2 Department of Psychiatry (A.B.), NewYork-Presbyterian Hospital, New York, NY. Electronic address: acboeke@gmail.com.


BACKGROUND: Systemic lupus erythematosus (SLE) is known to cause neuropsychiatric symptoms (NPSLE). While not formally recognized as a syndrome associated with NPSLE, catatonia has frequently been reported.

OBJECTIVE: It is important for clinicians to recognize and treat catatonia as a potential manifestation of NPSLE. We present 2 cases of SLE with catatonia and review the cases reported in the literature.
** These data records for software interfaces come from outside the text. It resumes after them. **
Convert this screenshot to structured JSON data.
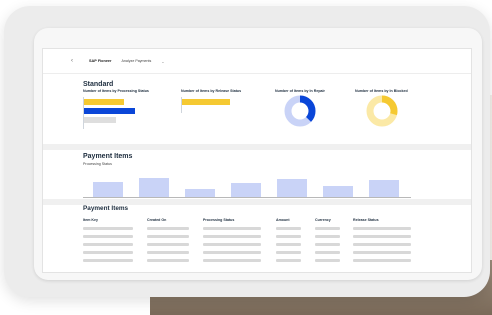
{
  "shellbar": {
    "back_icon": "chevron-left-icon",
    "brand_sap": "SAP",
    "brand_fioneer": "Fioneer",
    "app_title": "Analyze Payments",
    "dropdown_icon": "chevron-down-icon"
  },
  "standard": {
    "title": "Standard",
    "cards": [
      {
        "label": "Number of Items by Processing Status"
      },
      {
        "label": "Number of Items by Release Status"
      },
      {
        "label": "Number of Items by In Repair"
      },
      {
        "label": "Number of Items by In Blocked"
      }
    ]
  },
  "payment_items_chart": {
    "title": "Payment Items",
    "subtitle": "Processing Status"
  },
  "payment_items_table": {
    "title": "Payment Items",
    "columns": [
      "Item Key",
      "Created On",
      "Processing Status",
      "Amount",
      "Currency",
      "Release Status"
    ]
  },
  "colors": {
    "accent_yellow": "#f5c932",
    "accent_blue": "#0a46d8",
    "light_blue": "#c9d3f7",
    "placeholder_grey": "#d8d8d8"
  }
}
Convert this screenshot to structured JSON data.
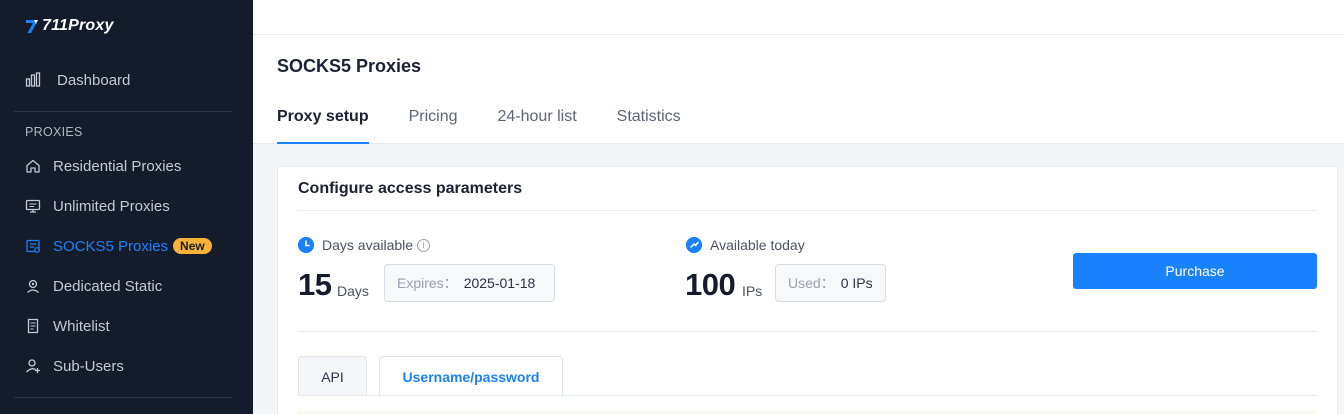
{
  "brand": {
    "name": "711Proxy"
  },
  "sidebar": {
    "dashboard_label": "Dashboard",
    "section_label": "PROXIES",
    "items": [
      {
        "label": "Residential Proxies",
        "icon": "home-icon"
      },
      {
        "label": "Unlimited Proxies",
        "icon": "monitor-icon"
      },
      {
        "label": "SOCKS5 Proxies",
        "icon": "socks-icon",
        "badge": "New",
        "active": true
      },
      {
        "label": "Dedicated Static",
        "icon": "user-location-icon"
      },
      {
        "label": "Whitelist",
        "icon": "document-icon"
      },
      {
        "label": "Sub-Users",
        "icon": "add-user-icon"
      }
    ]
  },
  "page": {
    "title": "SOCKS5 Proxies",
    "tabs": [
      "Proxy setup",
      "Pricing",
      "24-hour list",
      "Statistics"
    ],
    "active_tab": "Proxy setup"
  },
  "card": {
    "title": "Configure access parameters",
    "days": {
      "label": "Days available",
      "value": "15",
      "unit": "Days",
      "expires_key": "Expires：",
      "expires_value": "2025-01-18"
    },
    "today": {
      "label": "Available today",
      "value": "100",
      "unit": "IPs",
      "used_key": "Used：",
      "used_value": "0 IPs"
    },
    "purchase_label": "Purchase",
    "subtabs": [
      "API",
      "Username/password"
    ],
    "active_subtab": "Username/password"
  },
  "colors": {
    "accent": "#1a82ff",
    "sidebar_bg": "#141c2b",
    "badge": "#f5b33a"
  }
}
METHODS: We performed a PubMed search for reported cases of catatonia in SLE. Case reports that met Diagnostic and Statistical Manual of Mental Disorders-5th ed. diagnostic criteria for catatonia were summarized to assess common diagnostic tests and treatments.

RESULTS: Twenty-six articles describing a total of 35 patients (all female), in addition to our 2 patients, were included in the report. All but one of the patients received immunosuppressive therapy for treatment of SLE. To treat catatonia symptoms, 81% of the patients received benzodiazepines, and 38% received electroconvulsive therapy.

CONCLUSIONS: Catatonia can be a manifestation of NPSLE, particularly in the presence of serologies and symptoms indicative of an active lupus flare. Management of catatonia involves management of the underlying condition, in this case immunomodulatory treatments for NPSLE; avoidance of treatments, such as antipsychotics, which can worsen catatonia; and symptomatic treatments for catatonia, for which benzodiazepines are a first-line treatment, and electroconvulsive therapy when catatonia is refractory to benzodiazepines.